I had a puppy named Happy. Happy was a be-everywhere, but mostly real close right-at-your-barefeets-in-summertime kind of wagging-his-love-where-he-rambled dog. The summer I was sixteen he sat beside me on the bottom cement patio step when a couple of tears did that slow-motion slide from a first love about something or other that might've not gone right the date the night before. I don't remember the date or what might've gone wrong, but I don't forget a Happy dog that didn't leave the side of a sad girl in summertime. The next day, everything must've gone right with lovin' and livin', 'cause Happy followed me through the big back yard to the garden at the long white fence where I picked daisies, roses and blue bachelor's buttons. Nothin' like a summer bouquet when you're feeling as Happy as your trusty dog's name. Those are the days that give a life well lived a certain center of meaning.
All our dogs were named Happy, from the time when I was two to sixteen and probably even beyond that. Good-natured Aunt Barb would come to visit and wonder right out loud why our dog lived so long. The last Happy I remember was some kind of combo spaniel and full-fledged pal to all ends. He led a dog's life in a dog-eat-dog world with a family who flourished like summers tend to do ~ brighter lights, more warmth, and constant growing. You know, like the way colours collide in a garden out back by a long white fence.

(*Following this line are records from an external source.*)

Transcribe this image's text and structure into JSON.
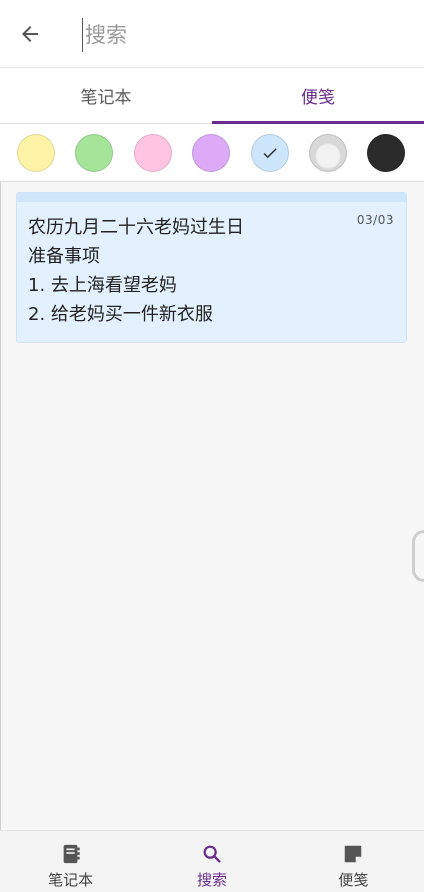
{
  "search": {
    "placeholder": "搜索",
    "value": ""
  },
  "tabs": [
    {
      "label": "笔记本",
      "active": false
    },
    {
      "label": "便笺",
      "active": true
    }
  ],
  "colors": [
    {
      "name": "yellow",
      "hex": "#fff3a8",
      "selected": false
    },
    {
      "name": "green",
      "hex": "#a6e49a",
      "selected": false
    },
    {
      "name": "pink",
      "hex": "#ffc4e2",
      "selected": false
    },
    {
      "name": "purple",
      "hex": "#dcaaf7",
      "selected": false
    },
    {
      "name": "blue",
      "hex": "#cde6fb",
      "selected": true
    },
    {
      "name": "gray",
      "hex": "#d8d8d8",
      "selected": false
    },
    {
      "name": "black",
      "hex": "#2b2b2b",
      "selected": false
    }
  ],
  "note": {
    "date": "03/03",
    "lines": [
      "农历九月二十六老妈过生日",
      "准备事项",
      "1. 去上海看望老妈",
      "2. 给老妈买一件新衣服"
    ]
  },
  "bottom_nav": [
    {
      "label": "笔记本",
      "icon": "notebook-icon",
      "active": false
    },
    {
      "label": "搜索",
      "icon": "search-icon",
      "active": true
    },
    {
      "label": "便笺",
      "icon": "sticky-note-icon",
      "active": false
    }
  ],
  "theme": {
    "accent": "#6a2c8c"
  }
}
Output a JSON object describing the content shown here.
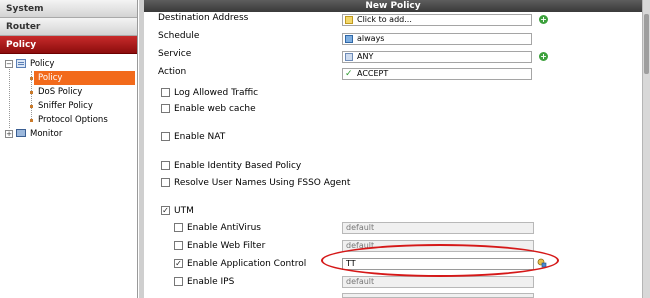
{
  "sidebar": {
    "sections": [
      {
        "label": "System",
        "active": false
      },
      {
        "label": "Router",
        "active": false
      },
      {
        "label": "Policy",
        "active": true
      }
    ],
    "tree": {
      "policy_group": "Policy",
      "items": [
        "Policy",
        "DoS Policy",
        "Sniffer Policy",
        "Protocol Options"
      ],
      "selected": "Policy",
      "monitor": "Monitor"
    }
  },
  "panel": {
    "title": "New Policy",
    "fields": {
      "destination_address": {
        "label": "Destination Address",
        "value": "Click to add..."
      },
      "schedule": {
        "label": "Schedule",
        "value": "always"
      },
      "service": {
        "label": "Service",
        "value": "ANY"
      },
      "action": {
        "label": "Action",
        "value": "ACCEPT"
      }
    },
    "options": {
      "log_allowed_traffic": {
        "label": "Log Allowed Traffic",
        "checked": false
      },
      "enable_web_cache": {
        "label": "Enable web cache",
        "checked": false
      },
      "enable_nat": {
        "label": "Enable NAT",
        "checked": false
      },
      "enable_identity_policy": {
        "label": "Enable Identity Based Policy",
        "checked": false
      },
      "resolve_user_names": {
        "label": "Resolve User Names Using FSSO Agent",
        "checked": false
      },
      "utm": {
        "label": "UTM",
        "checked": true
      }
    },
    "utm_options": [
      {
        "label": "Enable AntiVirus",
        "checked": false,
        "profile": "default",
        "enabled": false
      },
      {
        "label": "Enable Web Filter",
        "checked": false,
        "profile": "default",
        "enabled": false
      },
      {
        "label": "Enable Application Control",
        "checked": true,
        "profile": "TT",
        "enabled": true
      },
      {
        "label": "Enable IPS",
        "checked": false,
        "profile": "default",
        "enabled": false
      }
    ],
    "check_mark": "✓",
    "add_symbol": "+"
  },
  "colors": {
    "active_section": "#a51b1b",
    "selected_item": "#f26a1b",
    "title_bar": "#4a4a4a",
    "highlight_ellipse": "#d51818",
    "add_button": "#3ca03c"
  }
}
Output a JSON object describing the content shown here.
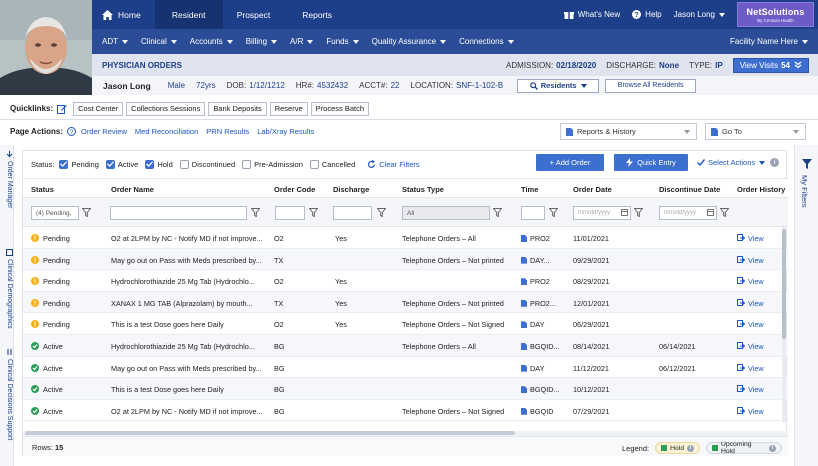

Love and laughter, as corny/cliche as it sounds,
is the best nourishment for
a good happily ever after, after all.
There were five of us kiddos who grew and knew Happy at our sides, nippin' at the spokes of trikes and two-wheelers going up our dead-end street to meet friends and take on adventures. We grew up in all our own stories that friends, adventures and a laughing family with a Happy dog made possible. We're spread across this big ol' country now. We're figgerin' out how to go about our new sense of happy 'cause we lost our hero, our core, our Dad, last summer. Our Mom was his sweetheart from when she was just nineteen. Imagine that! Valiantly, she took on the home and the gardens and the friends and the family that came to call with casseroles and concern at the house where Happy used to live. Through the empty NFL fall and the brittle playoff winter she rooted for herself and Dad's Steelers, but her heart finally caved. That's what solitude of loneliness can do in a house where Happy used to live. Dad's Steelers made it to the SuperBowl. Mom didn't make it to Mother's Day. Like Happy though, each of us five kids made it to her side when feelings or healings needed ~ well, a sense of understanding, as close as one could get. Memories adhered. Knowings without words passed within, the kind emanated to last through all our ages.Happy went into the woods like loving dogs who are part of a laughing family do when it came the time for him to end his time on this earth. There's a kinder nature that comes outta love and loyalty. Natures like that lick wounds so loved ones don't have to sensate so much suffering.
|Paul and Fran, together again|
Recently, I've gone into the proverbial woods ~ barefoot through sun splotches on a back deck back in Connecticut after fonding my final farewell to the Ohio homelands. I took two days, fully alone, first sick and then better . . . me and the sun, with a sense of happy at my side . . . thinkin' 'bout all the family, friends, Ohioland neighbors and good-gumption author folks who were all along the journey down a deadend street headed back into adventures.
There's something to be said for giving in to licking wounds. You come out of your woods not ever the same person.
This was me, writing
to you to say,
"Thanks, for being around".
You wanna go run or throw a ball or take an adventure with me or somethin'?
Happy Good ol'Summertime,